## Stored items
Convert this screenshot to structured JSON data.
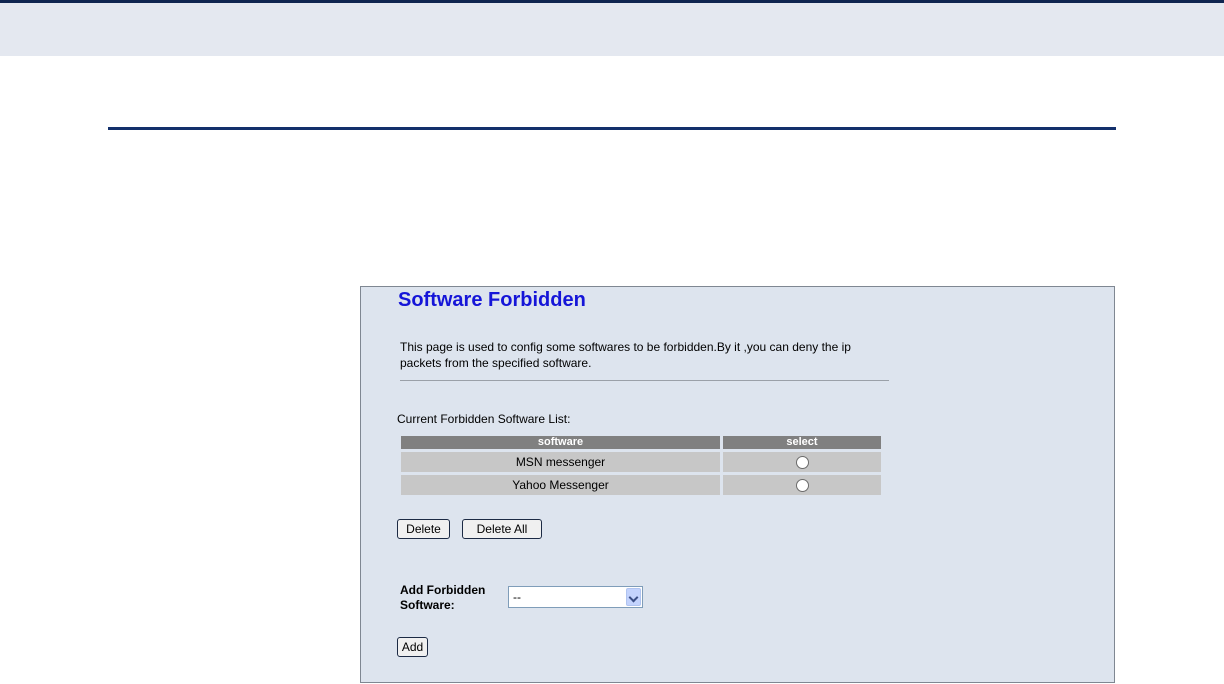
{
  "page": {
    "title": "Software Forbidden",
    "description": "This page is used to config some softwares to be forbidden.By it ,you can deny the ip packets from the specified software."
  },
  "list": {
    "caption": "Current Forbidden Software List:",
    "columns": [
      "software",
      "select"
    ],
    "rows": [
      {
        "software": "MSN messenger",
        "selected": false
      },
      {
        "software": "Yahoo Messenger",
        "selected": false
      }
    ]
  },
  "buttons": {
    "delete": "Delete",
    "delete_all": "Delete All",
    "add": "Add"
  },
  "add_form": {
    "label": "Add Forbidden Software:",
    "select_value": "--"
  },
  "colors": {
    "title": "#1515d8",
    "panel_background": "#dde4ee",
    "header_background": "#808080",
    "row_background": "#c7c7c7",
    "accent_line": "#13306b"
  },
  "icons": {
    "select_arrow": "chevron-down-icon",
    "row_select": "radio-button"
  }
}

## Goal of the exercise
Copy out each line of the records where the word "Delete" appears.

## Task solution
    "delete": "Delete",
    "delete_all": "Delete All",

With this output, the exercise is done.